It also criticized the European Union saying it “has been a ghost” in all the negotiations, even though the region is the world’s biggest aid donor, giving more than 53 billion euros ($71 billion) a year.

“The result is a watered-down agreement that risks not delivering real change for the world’s poor,” it said.

A representative of a Brazilian NGO noted that the next six months are critical in shaping a new structure of international governance for South-South cooperation, in which civil society organizations should more actively participate.

To make tangible progress moving beyond the Busan forum, the participants agreed to monitor progress and development results to hold each other accountable.

Under the Busan declaration, developing countries will take the lead in deciding the framework, indicators and targets in their aid and development policies and results will be made public.

Donor and recipient countries agreed on “a selective and relevant set of indicators and targets” by June 2012, through which they will monitor progress on a rolling basis.

Also agreed upon during the forum was to make ministerial-level working arrangements for the Global Partnership for Effective Development Cooperation by June 2012.

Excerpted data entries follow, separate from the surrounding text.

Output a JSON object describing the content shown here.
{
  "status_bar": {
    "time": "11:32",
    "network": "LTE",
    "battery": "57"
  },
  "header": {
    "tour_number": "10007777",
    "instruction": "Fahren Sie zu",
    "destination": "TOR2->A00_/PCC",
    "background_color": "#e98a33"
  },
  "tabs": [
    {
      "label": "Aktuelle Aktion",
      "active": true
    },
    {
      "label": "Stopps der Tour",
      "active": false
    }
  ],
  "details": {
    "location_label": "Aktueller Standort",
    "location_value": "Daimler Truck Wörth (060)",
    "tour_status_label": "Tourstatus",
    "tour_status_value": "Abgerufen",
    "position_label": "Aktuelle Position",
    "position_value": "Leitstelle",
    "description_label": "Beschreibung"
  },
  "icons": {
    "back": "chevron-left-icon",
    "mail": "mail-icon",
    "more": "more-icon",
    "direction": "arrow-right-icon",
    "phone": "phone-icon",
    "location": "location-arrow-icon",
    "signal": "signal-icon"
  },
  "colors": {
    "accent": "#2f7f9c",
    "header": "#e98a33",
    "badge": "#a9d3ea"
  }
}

Lee Tae-joo, cultural anthropology professor at Hansung University and head of the civic group ODA Watch, said the document was historic in that it included all stakeholders.

“We can say that this forum has moved the global aid system out of the Europe-centered OECD-DAC and the Korean government played a significant role in doing so,” Lee told The Korea Herald.

However, the bigger the partnership, the more complex and diverse the interests and conflicts among stakeholders have become, he said.

“All complex issues, including how to coordinate different goals and standards among traditional countries, developing countries and multilateral organizations remain to be discussed in the next six months,” Lee said.

By Kim Yoon-mi (